Judiciary Chairs Announce Legislation Modernizing Connecticut's Risk Warrant Law

March 4, 2020

This year's proposal would mark the first update to these state statutes in over two decades.

Judiciary Committee Co-chairs Steve Stafstrom (D-Bridgeport) and Gary Winfield (D-New Haven/West Haven) unveiled HB 5448, which aims to reform state statutes concerning risk warrants and risk protection orders.

“Our state has led the way on gun violence prevention and today I am proud to put forth legislation to continue that progress,” said Sen. Winfield. “While Connecticut led the way with its own risk warrant law in 1999, numerous states have since passed stronger measures and it is time for our state to do the same. Strengthening Connecticut’s ability to remove firearms from individuals who may harm themselves or others is an important piece of making our communities safer. Together we can save lives.”

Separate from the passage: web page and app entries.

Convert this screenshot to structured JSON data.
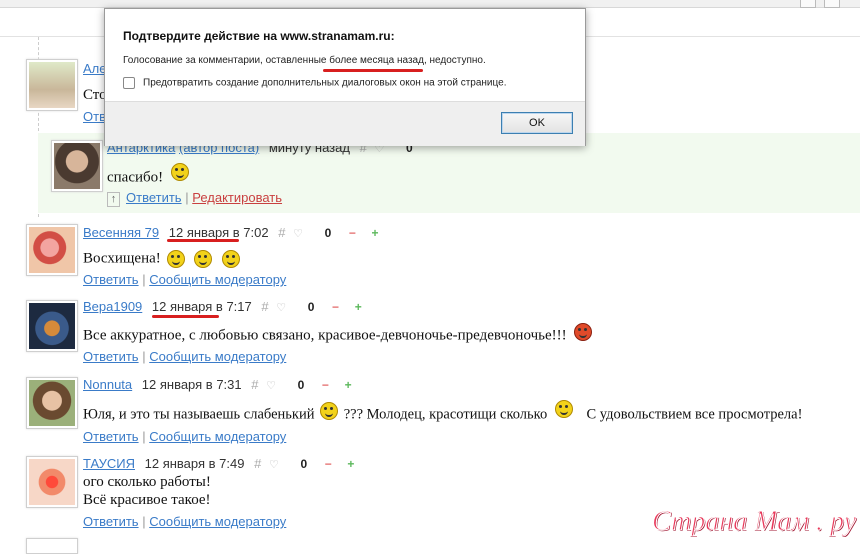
{
  "dialog": {
    "title": "Подтвердите действие на www.stranamam.ru:",
    "message_before": "Голосование за комментарии, оставленные ",
    "message_highlight": "более месяца назад",
    "message_after": ", недоступно.",
    "checkbox_label": "Предотвратить создание дополнительных диалоговых окон на этой странице.",
    "ok_label": "OK"
  },
  "partial_comment": {
    "author": "Але",
    "text": "Сто",
    "reply": "Отв"
  },
  "reply_comment": {
    "author": "Антарктика",
    "author_tag": "(автор поста)",
    "date": "минуту назад",
    "hash": "#",
    "score": "0",
    "text": "спасибо!",
    "up_arrow": "↑",
    "reply": "Ответить",
    "separator": "|",
    "edit": "Редактировать"
  },
  "comments": [
    {
      "author": "Весенняя 79",
      "date": "12 января в 7:02",
      "hash": "#",
      "score": "0",
      "text": "Восхищена!",
      "reply": "Ответить",
      "separator": "|",
      "report": "Сообщить модератору"
    },
    {
      "author": "Вера1909",
      "date": "12 января в 7:17",
      "hash": "#",
      "score": "0",
      "text": "Все аккуратное, с любовью связано, красивое-девчоночье-предевчоночье!!!",
      "reply": "Ответить",
      "separator": "|",
      "report": "Сообщить модератору"
    },
    {
      "author": "Nonnuta",
      "date": "12 января в 7:31",
      "hash": "#",
      "score": "0",
      "text_part1": "Юля, и это ты называешь слабенький",
      "text_part2": "??? Молодец, красотищи сколько",
      "text_part3": "С удовольствием все просмотрела!",
      "reply": "Ответить",
      "separator": "|",
      "report": "Сообщить модератору"
    },
    {
      "author": "ТАУСИЯ",
      "date": "12 января в 7:49",
      "hash": "#",
      "score": "0",
      "text_line1": "ого сколько работы!",
      "text_line2": "Всё красивое такое!",
      "reply": "Ответить",
      "separator": "|",
      "report": "Сообщить модератору"
    }
  ],
  "symbols": {
    "minus": "−",
    "plus": "+",
    "heart": "♡"
  },
  "watermark": "Страна Мам . ру",
  "colors": {
    "link": "#3a7bc8",
    "highlight_underline": "#d81f1f",
    "reply_background": "#f2faef",
    "watermark": "#e8385a"
  }
}
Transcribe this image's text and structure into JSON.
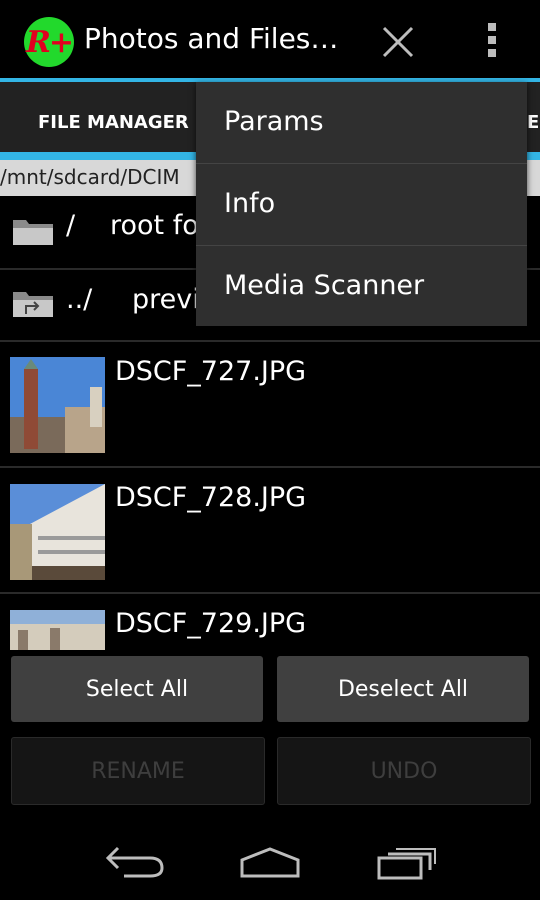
{
  "app": {
    "logo_text": "R+",
    "title": "Photos and Files…",
    "accent_color": "#33b5e5",
    "logo_color": "#22d92c"
  },
  "actions": {
    "close_icon": "close-icon",
    "overflow_icon": "overflow-menu-icon"
  },
  "tabs": {
    "active": "FILE MANAGER",
    "partial_next": "E"
  },
  "path": "/mnt/sdcard/DCIM",
  "list": {
    "root": {
      "name": "/",
      "desc": "root fo"
    },
    "parent": {
      "name": "../",
      "desc": "previ"
    },
    "files": [
      {
        "name": "DSCF_727.JPG"
      },
      {
        "name": "DSCF_728.JPG"
      },
      {
        "name": "DSCF_729.JPG"
      }
    ]
  },
  "menu": {
    "items": [
      "Params",
      "Info",
      "Media Scanner"
    ]
  },
  "buttons": {
    "select_all": "Select All",
    "deselect_all": "Deselect All",
    "rename": "RENAME",
    "undo": "UNDO"
  },
  "nav": {
    "back": "back-icon",
    "home": "home-icon",
    "recents": "recent-apps-icon"
  }
}
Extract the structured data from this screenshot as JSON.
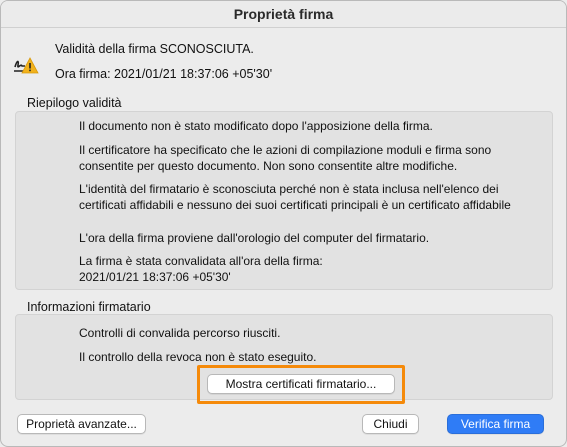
{
  "window": {
    "title": "Proprietà firma"
  },
  "header": {
    "status": "Validità della firma SCONOSCIUTA.",
    "time": "Ora firma: 2021/01/21 18:37:06 +05'30'",
    "icon": "signature-warning-icon"
  },
  "summary": {
    "title": "Riepilogo validità",
    "p1": "Il documento non è stato modificato dopo l'apposizione della firma.",
    "p2": "Il certificatore ha specificato che le azioni di compilazione moduli e firma sono consentite per questo documento. Non sono consentite altre modifiche.",
    "p3": "L'identità del firmatario è sconosciuta perché non è stata inclusa nell'elenco dei certificati affidabili e nessuno dei suoi certificati principali è un certificato affidabile",
    "p4": "L'ora della firma proviene dall'orologio del computer del firmatario.",
    "p5": "La firma è stata convalidata all'ora della firma: 2021/01/21 18:37:06 +05'30'"
  },
  "signer": {
    "title": "Informazioni firmatario",
    "p1": "Controlli di convalida percorso riusciti.",
    "p2": "Il controllo della revoca non è stato eseguito.",
    "show_certs": "Mostra certificati firmatario..."
  },
  "footer": {
    "advanced": "Proprietà avanzate...",
    "close": "Chiudi",
    "verify": "Verifica firma"
  },
  "colors": {
    "highlight": "#f58a0a",
    "primary": "#2f7cf6"
  }
}
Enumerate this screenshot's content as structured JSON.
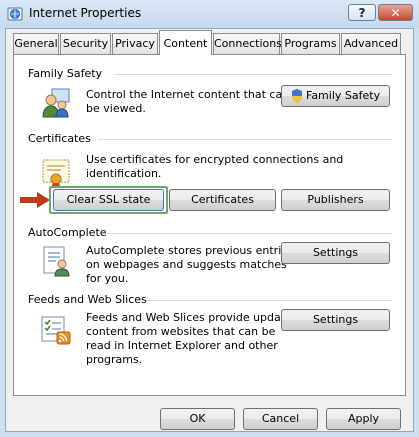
{
  "window": {
    "title": "Internet Properties",
    "help_label": "?",
    "close_label": "✕"
  },
  "tabs": [
    "General",
    "Security",
    "Privacy",
    "Content",
    "Connections",
    "Programs",
    "Advanced"
  ],
  "sections": {
    "family_safety": {
      "title": "Family Safety",
      "text": [
        "Control the Internet content that can",
        "be viewed."
      ],
      "button": "Family Safety"
    },
    "certificates": {
      "title": "Certificates",
      "text": "Use certificates for encrypted connections and identification.",
      "buttons": [
        "Clear SSL state",
        "Certificates",
        "Publishers"
      ]
    },
    "autocomplete": {
      "title": "AutoComplete",
      "text": [
        "AutoComplete stores previous entries",
        "on webpages and suggests matches",
        "for you."
      ],
      "button": "Settings"
    },
    "feeds": {
      "title": "Feeds and Web Slices",
      "text": [
        "Feeds and Web Slices provide updated",
        "content from websites that can be",
        "read in Internet Explorer and other",
        "programs."
      ],
      "button": "Settings"
    }
  },
  "footer": {
    "ok": "OK",
    "cancel": "Cancel",
    "apply": "Apply"
  },
  "icons": {
    "app": "internet-globe-icon",
    "family_safety": "users-icon",
    "shield": "uac-shield-icon",
    "certificate": "certificate-icon",
    "autocomplete": "form-user-icon",
    "feeds": "feed-list-icon",
    "arrow": "red-arrow-icon"
  },
  "colors": {
    "highlight_border": "#6fa86a",
    "arrow": "#c0391b"
  }
}
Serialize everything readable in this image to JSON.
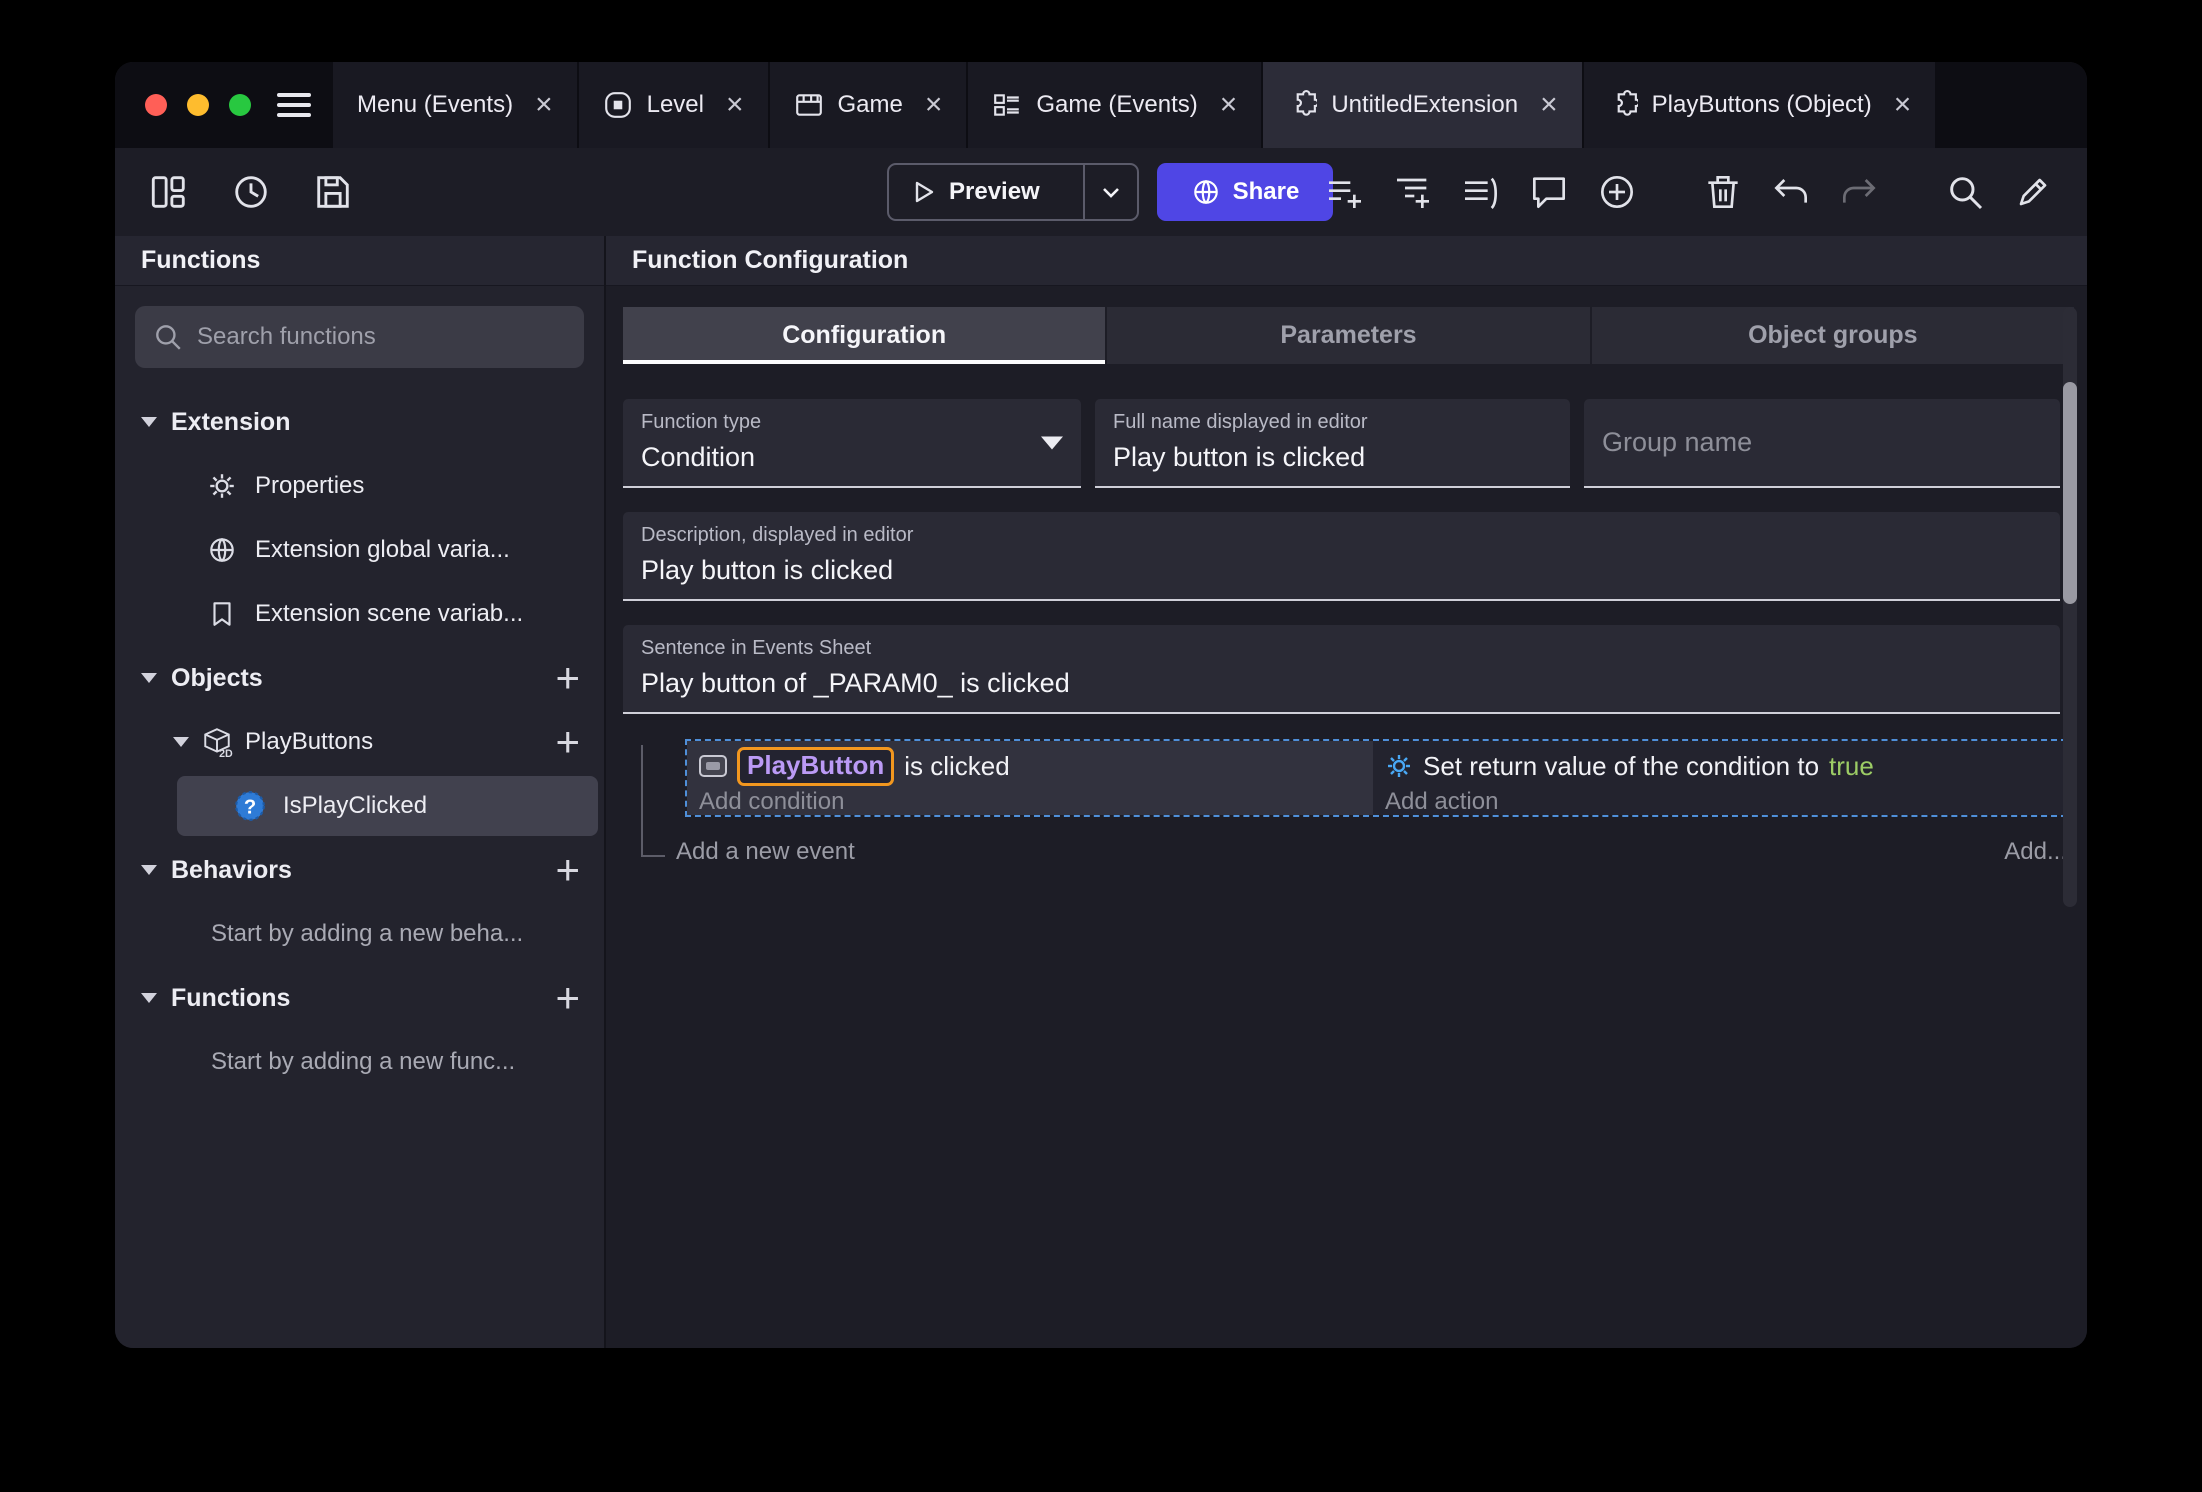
{
  "tabs": {
    "close_glyph": "×",
    "items": [
      {
        "label": "Menu (Events)"
      },
      {
        "label": "Level"
      },
      {
        "label": "Game"
      },
      {
        "label": "Game (Events)"
      },
      {
        "label": "UntitledExtension"
      },
      {
        "label": "PlayButtons (Object)"
      }
    ]
  },
  "toolbar": {
    "preview_label": "Preview",
    "share_label": "Share"
  },
  "sidebar": {
    "header": "Functions",
    "search_placeholder": "Search functions",
    "tree": {
      "extension_label": "Extension",
      "properties_label": "Properties",
      "global_vars_label": "Extension global varia...",
      "scene_vars_label": "Extension scene variab...",
      "objects_label": "Objects",
      "playbuttons_label": "PlayButtons",
      "isplayclicked_label": "IsPlayClicked",
      "behaviors_label": "Behaviors",
      "behaviors_hint": "Start by adding a new beha...",
      "functions_label": "Functions",
      "functions_hint": "Start by adding a new func...",
      "add_glyph": "+"
    }
  },
  "main": {
    "header": "Function Configuration",
    "tabs": [
      {
        "label": "Configuration"
      },
      {
        "label": "Parameters"
      },
      {
        "label": "Object groups"
      }
    ],
    "form": {
      "function_type_label": "Function type",
      "function_type_value": "Condition",
      "full_name_label": "Full name displayed in editor",
      "full_name_value": "Play button is clicked",
      "group_name_placeholder": "Group name",
      "description_label": "Description, displayed in editor",
      "description_value": "Play button is clicked",
      "sentence_label": "Sentence in Events Sheet",
      "sentence_value": "Play button of _PARAM0_ is clicked"
    },
    "events": {
      "condition_object": "PlayButton",
      "condition_suffix": " is clicked",
      "add_condition": "Add condition",
      "action_prefix": "Set return value of the condition to ",
      "action_value": "true",
      "add_action": "Add action",
      "add_new_event": "Add a new event",
      "add_more": "Add..."
    }
  },
  "colors": {
    "accent_indigo": "#4f46e5",
    "true_green": "#9ccc65",
    "object_purple": "#bb9af5",
    "chip_orange": "#f2971f",
    "selection_blue": "#4f8fd9"
  }
}
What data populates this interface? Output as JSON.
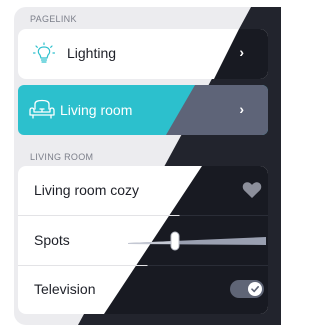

"Connecticut proudly is a leader in crafting gun safety legislation and successfully enacted the nation’s first risk warrant statute in 1999,” said Rep. Stafstrom. "This law has saved lives and 16 other states have since followed Connecticut’s lead in creating a mechanism for law enforcement to temporarily remove firearms from a home. But our law now needs to be modernized, to follow best practices we have seen in other states.”

HB 5448 would allow family members, members of household and medical professionals to petition courts to issue a risk warrant or protection order. Medical professionals under the legislation would include licensed physicians, advanced practice registered nurses, physician assistants and psychologists who have examined patients.

These warrants and orders are used to temporarily remove a firearm from someone who has been determined a danger to themselves or others. According to a 2017 study conducted by Duke University on Connecticut's Risk Warrant Law, this legal strategy has prevented between 38 to 76 suicides from 1999 to 2013.

Currently 12 states and D.C. allow family members to petition courts, and 2 states and D.C. allow medical professionals to do so.